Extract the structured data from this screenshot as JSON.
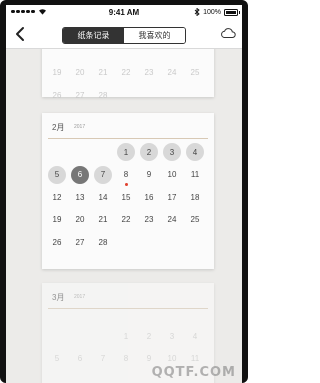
{
  "status_bar": {
    "time": "9:41 AM",
    "battery_text": "100%"
  },
  "nav": {
    "tabs": [
      {
        "label": "纸条记录",
        "active": true
      },
      {
        "label": "我喜欢的",
        "active": false
      }
    ]
  },
  "months": [
    {
      "name": "",
      "year": "",
      "rows": [
        [
          "",
          "",
          "",
          "",
          "",
          "",
          ""
        ],
        [
          "19",
          "20",
          "21",
          "22",
          "23",
          "24",
          "25"
        ],
        [
          "26",
          "27",
          "28",
          "",
          "",
          "",
          ""
        ]
      ]
    },
    {
      "name": "2月",
      "year": "2017",
      "days": [
        [
          "",
          "",
          "",
          "1",
          "2",
          "3",
          "4"
        ],
        [
          "5",
          "6",
          "7",
          "8",
          "9",
          "10",
          "11"
        ],
        [
          "12",
          "13",
          "14",
          "15",
          "16",
          "17",
          "18"
        ],
        [
          "19",
          "20",
          "21",
          "22",
          "23",
          "24",
          "25"
        ],
        [
          "26",
          "27",
          "28",
          "",
          "",
          "",
          ""
        ]
      ],
      "selected_day": "6",
      "marked_day": "8"
    },
    {
      "name": "3月",
      "year": "2017",
      "days": [
        [
          "",
          "",
          "",
          "1",
          "2",
          "3",
          "4"
        ],
        [
          "5",
          "6",
          "7",
          "8",
          "9",
          "10",
          "11"
        ]
      ]
    }
  ],
  "watermark": "QQTF.COM",
  "icons": {
    "back": "chevron-left-icon",
    "cloud": "cloud-icon"
  },
  "colors": {
    "selected": "#777777",
    "circle": "#d8d8d8",
    "dot": "#e0402e",
    "header_line": "#d8c9b5"
  }
}
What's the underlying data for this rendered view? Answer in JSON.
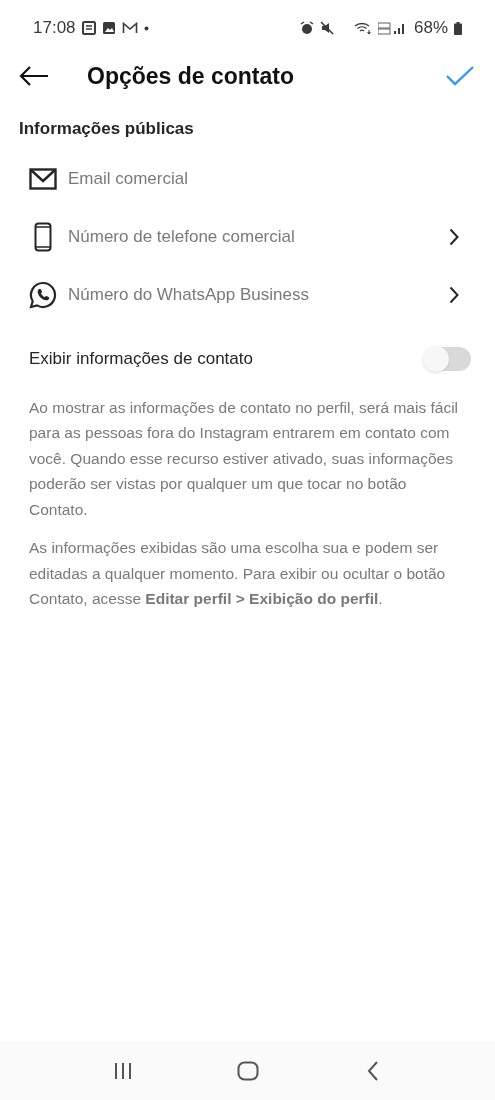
{
  "status_bar": {
    "time": "17:08",
    "battery": "68%"
  },
  "header": {
    "title": "Opções de contato"
  },
  "section_title": "Informações públicas",
  "items": [
    {
      "kind": "email",
      "label": "Email comercial",
      "chevron": false
    },
    {
      "kind": "phone",
      "label": "Número de telefone comercial",
      "chevron": true
    },
    {
      "kind": "whatsapp",
      "label": "Número do WhatsApp Business",
      "chevron": true
    }
  ],
  "display_toggle": {
    "label": "Exibir informações de contato",
    "on": false
  },
  "paragraphs": [
    "Ao mostrar as informações de contato no perfil, será mais fácil para as pessoas fora do Instagram entrarem em contato com você. Quando esse recurso estiver ativado, suas informações poderão ser vistas por qualquer um que tocar no botão Contato.",
    "As informações exibidas são uma escolha sua e podem ser editadas a qualquer momento. Para exibir ou ocultar o botão Contato, acesse **Editar perfil > Exibição do perfil**."
  ]
}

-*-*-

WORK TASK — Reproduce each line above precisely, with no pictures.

SOLVED EXERCISE —
Extract the structured data from this screenshot as JSON.
{
  "status_bar": {
    "time": "9:41 AM",
    "battery_text": "100%"
  },
  "nav": {
    "tabs": [
      {
        "label": "纸条记录",
        "active": true
      },
      {
        "label": "我喜欢的",
        "active": false
      }
    ]
  },
  "months": [
    {
      "name": "",
      "year": "",
      "rows": [
        [
          "",
          "",
          "",
          "",
          "",
          "",
          ""
        ],
        [
          "19",
          "20",
          "21",
          "22",
          "23",
          "24",
          "25"
        ],
        [
          "26",
          "27",
          "28",
          "",
          "",
          "",
          ""
        ]
      ]
    },
    {
      "name": "2月",
      "year": "2017",
      "days": [
        [
          "",
          "",
          "",
          "1",
          "2",
          "3",
          "4"
        ],
        [
          "5",
          "6",
          "7",
          "8",
          "9",
          "10",
          "11"
        ],
        [
          "12",
          "13",
          "14",
          "15",
          "16",
          "17",
          "18"
        ],
        [
          "19",
          "20",
          "21",
          "22",
          "23",
          "24",
          "25"
        ],
        [
          "26",
          "27",
          "28",
          "",
          "",
          "",
          ""
        ]
      ],
      "selected_day": "6",
      "marked_day": "8"
    },
    {
      "name": "3月",
      "year": "2017",
      "days": [
        [
          "",
          "",
          "",
          "1",
          "2",
          "3",
          "4"
        ],
        [
          "5",
          "6",
          "7",
          "8",
          "9",
          "10",
          "11"
        ]
      ]
    }
  ],
  "watermark": "QQTF.COM",
  "icons": {
    "back": "chevron-left-icon",
    "cloud": "cloud-icon"
  },
  "colors": {
    "selected": "#777777",
    "circle": "#d8d8d8",
    "dot": "#e0402e",
    "header_line": "#d8c9b5"
  }
}
What's the underlying data for this rendered view? Answer in JSON.
{
  "status_bar": {
    "time": "17:08",
    "battery": "68%"
  },
  "header": {
    "title": "Opções de contato"
  },
  "section_title": "Informações públicas",
  "items": [
    {
      "kind": "email",
      "label": "Email comercial",
      "chevron": false
    },
    {
      "kind": "phone",
      "label": "Número de telefone comercial",
      "chevron": true
    },
    {
      "kind": "whatsapp",
      "label": "Número do WhatsApp Business",
      "chevron": true
    }
  ],
  "display_toggle": {
    "label": "Exibir informações de contato",
    "on": false
  },
  "paragraphs": [
    "Ao mostrar as informações de contato no perfil, será mais fácil para as pessoas fora do Instagram entrarem em contato com você. Quando esse recurso estiver ativado, suas informações poderão ser vistas por qualquer um que tocar no botão Contato.",
    "As informações exibidas são uma escolha sua e podem ser editadas a qualquer momento. Para exibir ou ocultar o botão Contato, acesse **Editar perfil > Exibição do perfil**."
  ]
}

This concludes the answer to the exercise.